→ **Your instructions**
Report every line from the following entries that contains the string "Logic".

Data records for software interfaces
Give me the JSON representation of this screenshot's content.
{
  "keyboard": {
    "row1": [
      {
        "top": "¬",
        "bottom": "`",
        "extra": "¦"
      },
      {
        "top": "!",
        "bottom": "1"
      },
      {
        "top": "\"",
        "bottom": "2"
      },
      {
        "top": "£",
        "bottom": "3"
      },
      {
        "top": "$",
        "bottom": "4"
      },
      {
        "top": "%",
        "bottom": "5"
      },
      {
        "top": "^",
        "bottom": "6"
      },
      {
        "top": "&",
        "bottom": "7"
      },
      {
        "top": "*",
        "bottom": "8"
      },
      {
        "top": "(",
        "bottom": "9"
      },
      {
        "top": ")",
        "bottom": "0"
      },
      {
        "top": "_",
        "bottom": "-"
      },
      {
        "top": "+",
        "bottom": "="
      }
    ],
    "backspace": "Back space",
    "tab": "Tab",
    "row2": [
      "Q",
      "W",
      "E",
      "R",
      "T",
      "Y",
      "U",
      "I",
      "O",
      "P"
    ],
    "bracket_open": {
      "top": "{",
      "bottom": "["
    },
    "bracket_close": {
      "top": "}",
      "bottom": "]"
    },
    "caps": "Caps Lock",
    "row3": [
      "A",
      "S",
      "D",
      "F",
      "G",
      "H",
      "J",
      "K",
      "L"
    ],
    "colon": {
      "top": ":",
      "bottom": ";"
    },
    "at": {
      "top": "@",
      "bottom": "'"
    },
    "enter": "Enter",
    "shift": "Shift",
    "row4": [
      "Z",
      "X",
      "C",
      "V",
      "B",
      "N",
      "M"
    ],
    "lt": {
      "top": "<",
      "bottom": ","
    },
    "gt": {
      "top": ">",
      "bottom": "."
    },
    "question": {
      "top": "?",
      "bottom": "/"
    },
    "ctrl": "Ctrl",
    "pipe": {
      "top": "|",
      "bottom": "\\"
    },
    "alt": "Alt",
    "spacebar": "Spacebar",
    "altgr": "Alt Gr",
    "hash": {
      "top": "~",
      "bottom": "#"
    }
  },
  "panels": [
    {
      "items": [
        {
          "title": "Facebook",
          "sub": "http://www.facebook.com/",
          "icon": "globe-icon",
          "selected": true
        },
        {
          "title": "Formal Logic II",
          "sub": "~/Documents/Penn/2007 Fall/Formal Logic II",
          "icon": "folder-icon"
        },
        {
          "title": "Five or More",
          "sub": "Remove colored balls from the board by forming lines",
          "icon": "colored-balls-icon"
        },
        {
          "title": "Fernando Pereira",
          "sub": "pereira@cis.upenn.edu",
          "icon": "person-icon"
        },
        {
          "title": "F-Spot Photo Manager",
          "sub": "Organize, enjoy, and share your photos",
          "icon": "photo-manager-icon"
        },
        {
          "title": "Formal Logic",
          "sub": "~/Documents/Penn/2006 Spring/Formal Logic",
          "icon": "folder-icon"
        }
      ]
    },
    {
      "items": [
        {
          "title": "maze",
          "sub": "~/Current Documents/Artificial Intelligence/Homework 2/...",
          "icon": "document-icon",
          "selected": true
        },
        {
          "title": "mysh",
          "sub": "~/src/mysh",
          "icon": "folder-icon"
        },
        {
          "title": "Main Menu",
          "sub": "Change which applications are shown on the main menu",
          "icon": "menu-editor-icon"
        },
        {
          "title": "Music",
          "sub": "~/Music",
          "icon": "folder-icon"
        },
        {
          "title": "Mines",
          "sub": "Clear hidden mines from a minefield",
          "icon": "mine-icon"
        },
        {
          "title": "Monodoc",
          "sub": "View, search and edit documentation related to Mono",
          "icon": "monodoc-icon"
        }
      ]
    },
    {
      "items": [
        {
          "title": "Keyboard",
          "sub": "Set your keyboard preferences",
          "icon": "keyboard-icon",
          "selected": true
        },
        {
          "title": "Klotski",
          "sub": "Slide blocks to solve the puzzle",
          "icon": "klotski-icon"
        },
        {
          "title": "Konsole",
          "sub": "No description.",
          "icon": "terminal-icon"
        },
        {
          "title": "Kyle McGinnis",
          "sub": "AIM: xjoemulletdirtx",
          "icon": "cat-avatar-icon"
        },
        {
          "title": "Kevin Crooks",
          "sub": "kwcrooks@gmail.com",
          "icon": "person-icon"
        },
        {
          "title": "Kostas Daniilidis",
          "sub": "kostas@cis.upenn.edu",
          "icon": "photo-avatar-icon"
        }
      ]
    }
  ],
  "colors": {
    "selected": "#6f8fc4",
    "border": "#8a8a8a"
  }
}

→ **Response to the task**
          "title": "Formal Logic II",
          "sub": "~/Documents/Penn/2007 Fall/Formal Logic II",
          "title": "Formal Logic",
          "sub": "~/Documents/Penn/2006 Spring/Formal Logic",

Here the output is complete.